Raw data:
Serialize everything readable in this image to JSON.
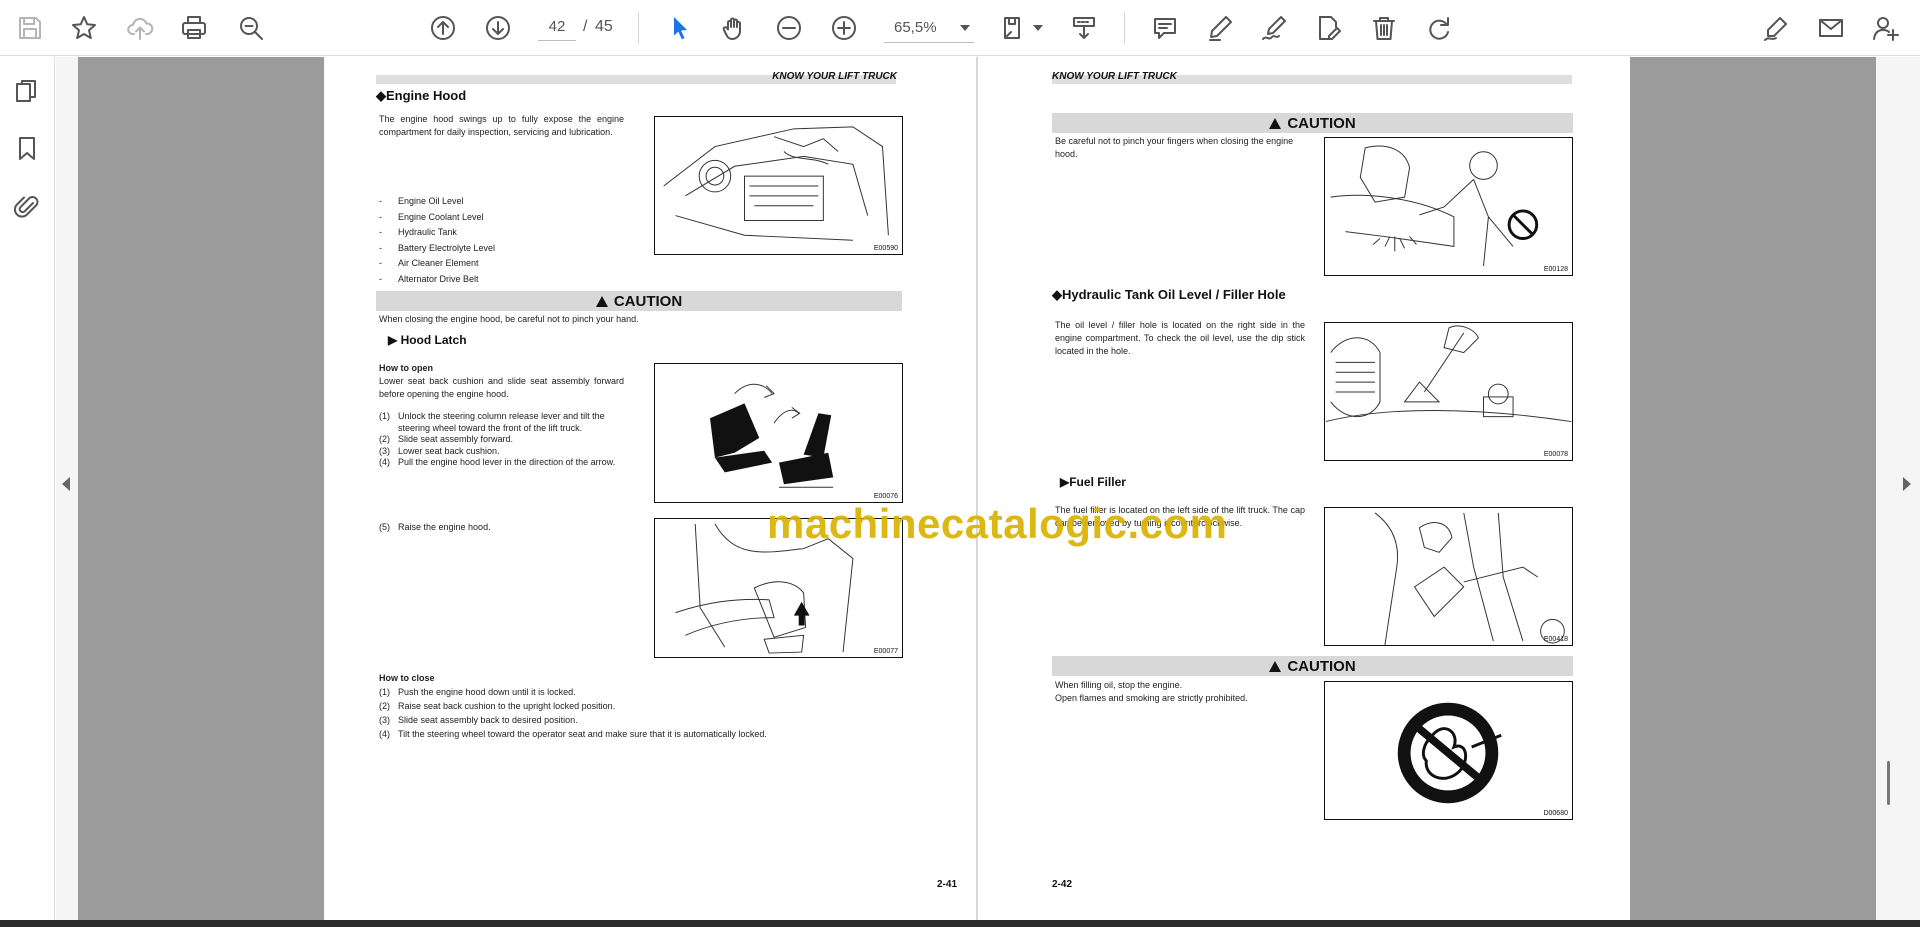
{
  "toolbar": {
    "page_current": "42",
    "page_separator": "/",
    "page_total": "45",
    "zoom": "65,5%"
  },
  "left_page": {
    "header": "KNOW YOUR LIFT TRUCK",
    "engine_hood_title": "◆Engine Hood",
    "engine_hood_intro": "The engine hood swings up to fully expose the engine compartment for daily inspection, servicing and lubrication.",
    "checklist": [
      "Engine Oil Level",
      "Engine Coolant Level",
      "Hydraulic Tank",
      "Battery Electrolyte Level",
      "Air Cleaner Element",
      "Alternator Drive Belt"
    ],
    "checklist_bullet": "-",
    "fig1_code": "E00590",
    "caution_label": "CAUTION",
    "caution_text": "When closing the engine hood, be careful not to pinch your hand.",
    "hood_latch_title": "▶ Hood Latch",
    "how_to_open_title": "How to open",
    "how_to_open_intro": "Lower seat back cushion and slide seat assembly forward before opening the engine hood.",
    "open_steps": [
      {
        "n": "(1)",
        "t": "Unlock the steering column release lever and tilt the"
      },
      {
        "n": "",
        "t": "steering wheel toward the front of the lift truck."
      },
      {
        "n": "(2)",
        "t": "Slide seat assembly forward."
      },
      {
        "n": "(3)",
        "t": "Lower seat back cushion."
      },
      {
        "n": "(4)",
        "t": "Pull the engine hood lever in the direction of the arrow."
      }
    ],
    "fig2_code": "E00076",
    "raise_step": {
      "n": "(5)",
      "t": "Raise the engine hood."
    },
    "fig3_code": "E00077",
    "how_to_close_title": "How to close",
    "close_steps": [
      {
        "n": "(1)",
        "t": "Push the engine hood down until it is locked."
      },
      {
        "n": "(2)",
        "t": "Raise seat back cushion to the upright locked position."
      },
      {
        "n": "(3)",
        "t": "Slide seat assembly back to desired position."
      },
      {
        "n": "(4)",
        "t": "Tilt the steering wheel toward the operator seat and make sure that it is automatically locked."
      }
    ],
    "page_number": "2-41"
  },
  "right_page": {
    "header": "KNOW YOUR LIFT TRUCK",
    "caution1_label": "CAUTION",
    "caution1_text": "Be careful not to pinch your fingers when closing the engine hood.",
    "fig1_code": "E00128",
    "hydraulic_title": "◆Hydraulic Tank Oil Level / Filler Hole",
    "hydraulic_text": "The oil level / filler hole is located on the right side in the engine compartment. To check the oil level, use the dip stick located in the hole.",
    "fig2_code": "E00078",
    "fuel_title": "▶Fuel Filler",
    "fuel_text": "The fuel filler is located on the left side of the lift truck. The cap can be removed by turning it counterclockwise.",
    "fig3_code": "E00418",
    "caution2_label": "CAUTION",
    "caution2_line1": "When filling oil, stop the engine.",
    "caution2_line2": "Open flames and smoking are strictly prohibited.",
    "fig4_code": "D00680",
    "page_number": "2-42"
  },
  "watermark": "machinecatalogic.com",
  "icons": {
    "save": "save-icon",
    "bookmark_star": "star-icon",
    "upload": "cloud-upload-icon",
    "print": "print-icon",
    "zoom_search": "zoom-search-icon",
    "prev_page": "arrow-up-circle-icon",
    "next_page": "arrow-down-circle-icon",
    "select": "cursor-icon",
    "hand": "hand-icon",
    "zoom_out": "minus-circle-icon",
    "zoom_in": "plus-circle-icon",
    "fit": "fit-page-icon",
    "scroll_mode": "scroll-mode-icon",
    "comment": "comment-icon",
    "highlight": "pen-icon",
    "draw": "draw-icon",
    "edit": "edit-icon",
    "delete": "trash-icon",
    "redo": "redo-icon",
    "sign": "sign-icon",
    "email": "mail-icon",
    "share": "add-user-icon",
    "pages_panel": "pages-icon",
    "bookmarks_panel": "bookmark-icon",
    "attachments_panel": "paperclip-icon"
  },
  "colors": {
    "accent": "#1a73e8",
    "watermark": "#d9b300",
    "caution_bar": "#d8d8d8"
  }
}
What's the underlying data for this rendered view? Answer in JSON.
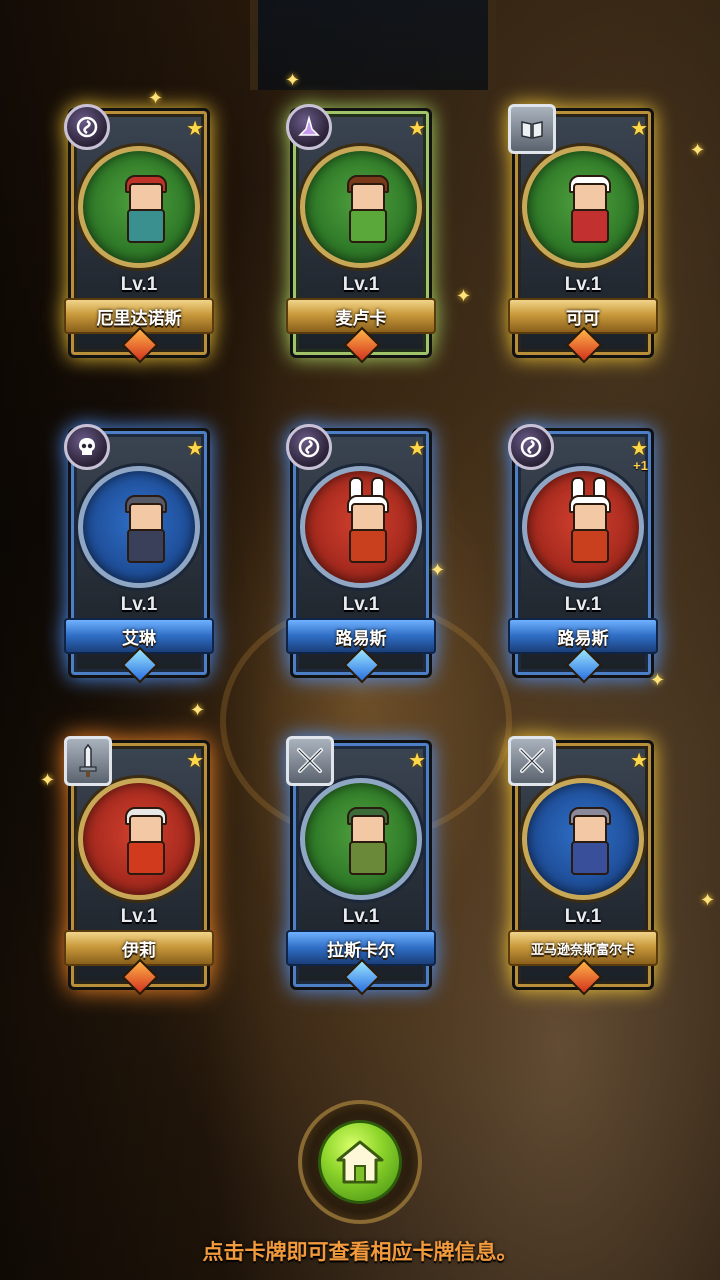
{
  "cards": [
    {
      "name": "厄里达诺斯",
      "level": "Lv.1",
      "frame": "gold",
      "banner": "gold",
      "portrait": "green",
      "class_icon": "magic-orb-icon",
      "stars": "★",
      "plus": "",
      "hair": "#c0332a",
      "outfit": "#3a8f8f"
    },
    {
      "name": "麦卢卡",
      "level": "Lv.1",
      "frame": "green",
      "banner": "gold",
      "portrait": "green",
      "class_icon": "witch-hat-icon",
      "stars": "★",
      "plus": "",
      "hair": "#7a3a1a",
      "outfit": "#5aa83a"
    },
    {
      "name": "可可",
      "level": "Lv.1",
      "frame": "gold",
      "banner": "gold",
      "portrait": "green",
      "class_icon": "book-icon",
      "stars": "★",
      "plus": "",
      "hair": "#ffffff",
      "outfit": "#c23030"
    },
    {
      "name": "艾琳",
      "level": "Lv.1",
      "frame": "blue",
      "banner": "blue",
      "portrait": "blue",
      "class_icon": "skull-icon",
      "stars": "★",
      "plus": "",
      "hair": "#555a66",
      "outfit": "#3a3f5a"
    },
    {
      "name": "路易斯",
      "level": "Lv.1",
      "frame": "blue",
      "banner": "blue",
      "portrait": "red",
      "class_icon": "magic-orb-icon",
      "stars": "★",
      "plus": "",
      "hair": "#ffffff",
      "outfit": "#c8401e"
    },
    {
      "name": "路易斯",
      "level": "Lv.1",
      "frame": "blue",
      "banner": "blue",
      "portrait": "red",
      "class_icon": "magic-orb-icon",
      "stars": "★",
      "plus": "+1",
      "hair": "#ffffff",
      "outfit": "#c8401e"
    },
    {
      "name": "伊莉",
      "level": "Lv.1",
      "frame": "fire",
      "banner": "gold",
      "portrait": "red",
      "class_icon": "sword-icon",
      "stars": "★",
      "plus": "",
      "hair": "#e8e8e8",
      "outfit": "#d23a1e"
    },
    {
      "name": "拉斯卡尔",
      "level": "Lv.1",
      "frame": "blue",
      "banner": "blue",
      "portrait": "green",
      "class_icon": "crossed-swords-icon",
      "stars": "★",
      "plus": "",
      "hair": "#3c6b3a",
      "outfit": "#6a8a3a"
    },
    {
      "name": "亚马逊奈斯富尔卡",
      "level": "Lv.1",
      "frame": "gold",
      "banner": "gold",
      "portrait": "blue",
      "class_icon": "crossed-swords-icon",
      "stars": "★",
      "plus": "",
      "hair": "#8a8a9a",
      "outfit": "#3a4f9a"
    }
  ],
  "home_button": {
    "icon": "home-icon"
  },
  "hint_text": "点击卡牌即可查看相应卡牌信息。"
}
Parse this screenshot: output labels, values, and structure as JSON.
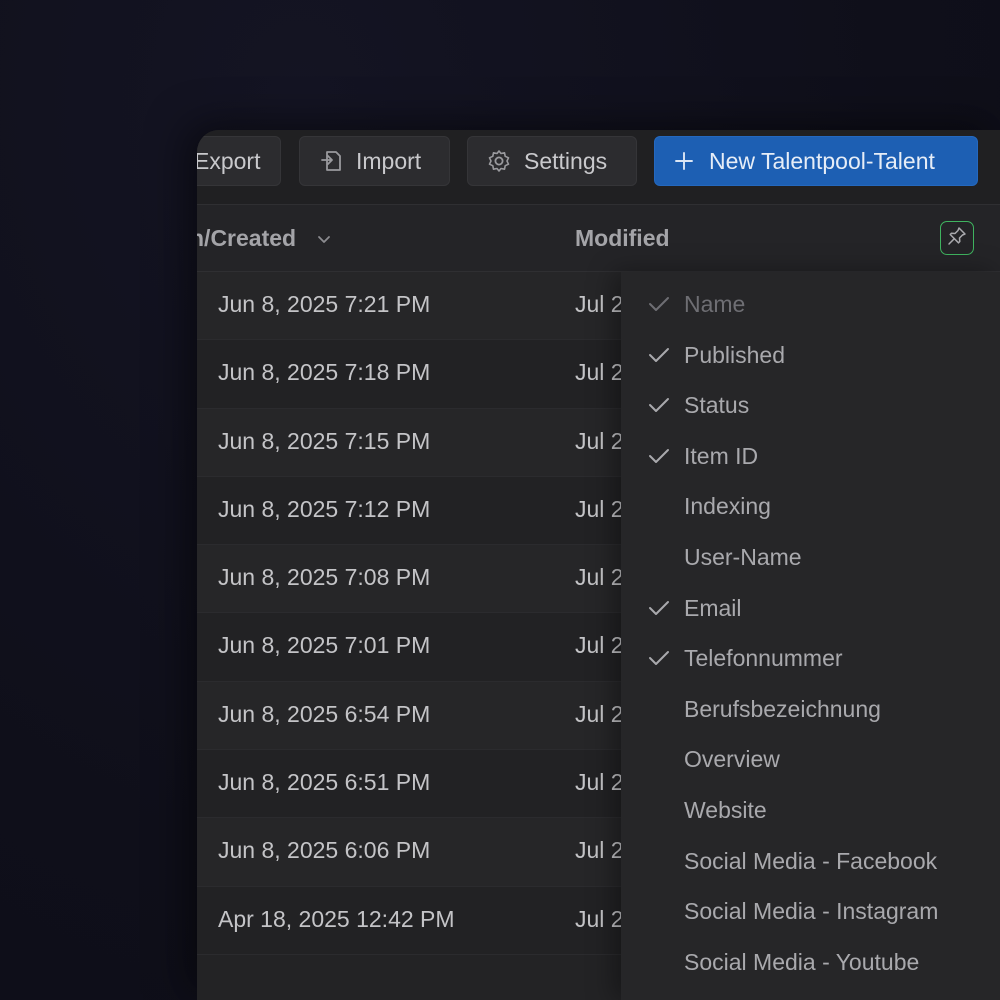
{
  "toolbar": {
    "export_label": "Export",
    "import_label": "Import",
    "settings_label": "Settings",
    "new_label": "New Talentpool-Talent",
    "primary_color": "#1d5fb3"
  },
  "table": {
    "columns": {
      "created": "n/Created",
      "modified": "Modified"
    },
    "rows": [
      {
        "created": "Jun 8, 2025 7:21 PM",
        "modified": "Jul 2"
      },
      {
        "created": "Jun 8, 2025 7:18 PM",
        "modified": "Jul 2"
      },
      {
        "created": "Jun 8, 2025 7:15 PM",
        "modified": "Jul 2"
      },
      {
        "created": "Jun 8, 2025 7:12 PM",
        "modified": "Jul 2"
      },
      {
        "created": "Jun 8, 2025 7:08 PM",
        "modified": "Jul 2"
      },
      {
        "created": "Jun 8, 2025 7:01 PM",
        "modified": "Jul 2"
      },
      {
        "created": "Jun 8, 2025 6:54 PM",
        "modified": "Jul 2"
      },
      {
        "created": "Jun 8, 2025 6:51 PM",
        "modified": "Jul 2"
      },
      {
        "created": "Jun 8, 2025 6:06 PM",
        "modified": "Jul 2"
      },
      {
        "created": "Apr 18, 2025 12:42 PM",
        "modified": "Jul 2"
      }
    ]
  },
  "column_menu": {
    "pin_icon": "pin-icon",
    "accent_color": "#3fb35f",
    "options": [
      {
        "label": "Name",
        "checked": true,
        "disabled": true
      },
      {
        "label": "Published",
        "checked": true,
        "disabled": false
      },
      {
        "label": "Status",
        "checked": true,
        "disabled": false
      },
      {
        "label": "Item ID",
        "checked": true,
        "disabled": false
      },
      {
        "label": "Indexing",
        "checked": false,
        "disabled": false
      },
      {
        "label": "User-Name",
        "checked": false,
        "disabled": false
      },
      {
        "label": "Email",
        "checked": true,
        "disabled": false
      },
      {
        "label": "Telefonnummer",
        "checked": true,
        "disabled": false
      },
      {
        "label": "Berufsbezeichnung",
        "checked": false,
        "disabled": false
      },
      {
        "label": "Overview",
        "checked": false,
        "disabled": false
      },
      {
        "label": "Website",
        "checked": false,
        "disabled": false
      },
      {
        "label": "Social Media - Facebook",
        "checked": false,
        "disabled": false
      },
      {
        "label": "Social Media - Instagram",
        "checked": false,
        "disabled": false
      },
      {
        "label": "Social Media - Youtube",
        "checked": false,
        "disabled": false
      }
    ]
  }
}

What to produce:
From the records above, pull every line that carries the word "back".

Reply to the task:
    "how_to_open_intro": "Lower seat back cushion and slide seat assembly forward before opening the engine hood.",
        "t": "Lower seat back cushion."
        "t": "Raise seat back cushion to the upright locked position."
        "t": "Slide seat assembly back to desired position."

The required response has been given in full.